------ Supplied data ------
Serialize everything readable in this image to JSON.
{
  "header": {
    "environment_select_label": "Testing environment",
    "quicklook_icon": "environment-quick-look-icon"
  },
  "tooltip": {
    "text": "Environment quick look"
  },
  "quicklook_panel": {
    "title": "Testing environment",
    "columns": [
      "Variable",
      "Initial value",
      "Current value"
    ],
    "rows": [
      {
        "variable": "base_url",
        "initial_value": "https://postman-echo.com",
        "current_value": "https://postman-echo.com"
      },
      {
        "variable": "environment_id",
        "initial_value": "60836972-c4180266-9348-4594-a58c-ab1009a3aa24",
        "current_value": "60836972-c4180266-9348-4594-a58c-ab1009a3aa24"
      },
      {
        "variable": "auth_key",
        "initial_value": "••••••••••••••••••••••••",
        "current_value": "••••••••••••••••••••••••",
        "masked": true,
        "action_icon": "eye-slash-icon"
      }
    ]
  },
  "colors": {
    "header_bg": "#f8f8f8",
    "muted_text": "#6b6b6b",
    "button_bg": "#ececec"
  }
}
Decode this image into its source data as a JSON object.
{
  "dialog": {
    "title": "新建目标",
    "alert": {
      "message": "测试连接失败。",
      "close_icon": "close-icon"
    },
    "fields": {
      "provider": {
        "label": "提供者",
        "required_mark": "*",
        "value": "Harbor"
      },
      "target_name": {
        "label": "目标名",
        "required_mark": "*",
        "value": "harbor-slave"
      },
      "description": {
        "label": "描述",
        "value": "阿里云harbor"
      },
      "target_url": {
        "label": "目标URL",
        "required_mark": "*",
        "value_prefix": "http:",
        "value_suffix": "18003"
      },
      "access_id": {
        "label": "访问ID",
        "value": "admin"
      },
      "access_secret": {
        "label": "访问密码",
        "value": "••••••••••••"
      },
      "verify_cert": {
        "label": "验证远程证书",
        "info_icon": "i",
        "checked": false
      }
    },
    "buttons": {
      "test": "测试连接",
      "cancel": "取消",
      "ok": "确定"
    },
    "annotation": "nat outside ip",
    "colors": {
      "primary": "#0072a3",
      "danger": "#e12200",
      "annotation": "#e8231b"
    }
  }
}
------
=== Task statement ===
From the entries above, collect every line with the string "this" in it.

=== Answer area ===
Serialize everything readable in this image to JSON.
Decode this image into its source data as a JSON object.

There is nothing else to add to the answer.